=== YOUR GOAL ===
Please filter the entries and return only the lines that include "label".

[Element data from apps and pages]
>>>

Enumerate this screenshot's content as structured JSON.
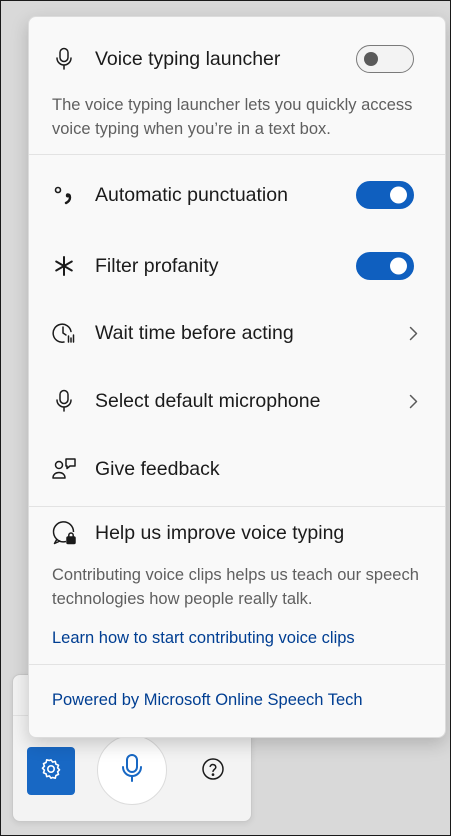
{
  "flyout": {
    "launcher": {
      "label": "Voice typing launcher",
      "toggle_on": false,
      "description": "The voice typing launcher lets you quickly access voice typing when you’re in a text box."
    },
    "items": [
      {
        "label": "Automatic punctuation",
        "icon": "punctuation-icon",
        "control": "toggle",
        "toggle_on": true
      },
      {
        "label": "Filter profanity",
        "icon": "asterisk-icon",
        "control": "toggle",
        "toggle_on": true
      },
      {
        "label": "Wait time before acting",
        "icon": "timer-icon",
        "control": "chevron"
      },
      {
        "label": "Select default microphone",
        "icon": "microphone-icon",
        "control": "chevron"
      },
      {
        "label": "Give feedback",
        "icon": "feedback-icon",
        "control": "none"
      }
    ],
    "improve": {
      "label": "Help us improve voice typing",
      "description": "Contributing voice clips helps us teach our speech technologies how people really talk.",
      "link": "Learn how to start contributing voice clips"
    },
    "footer_link": "Powered by Microsoft Online Speech Tech"
  },
  "colors": {
    "accent": "#0f5fbf",
    "settings_button": "#1868c4",
    "link": "#003e92",
    "description_text": "#5f5f5f"
  },
  "voice_bar": {
    "buttons": [
      "gear-icon",
      "microphone-icon",
      "help-icon"
    ]
  }
}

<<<

=== WRITTEN ANSWER ===
      "label": "Voice typing launcher",
        "label": "Automatic punctuation",
        "label": "Filter profanity",
        "label": "Wait time before acting",
        "label": "Select default microphone",
        "label": "Give feedback",
      "label": "Help us improve voice typing",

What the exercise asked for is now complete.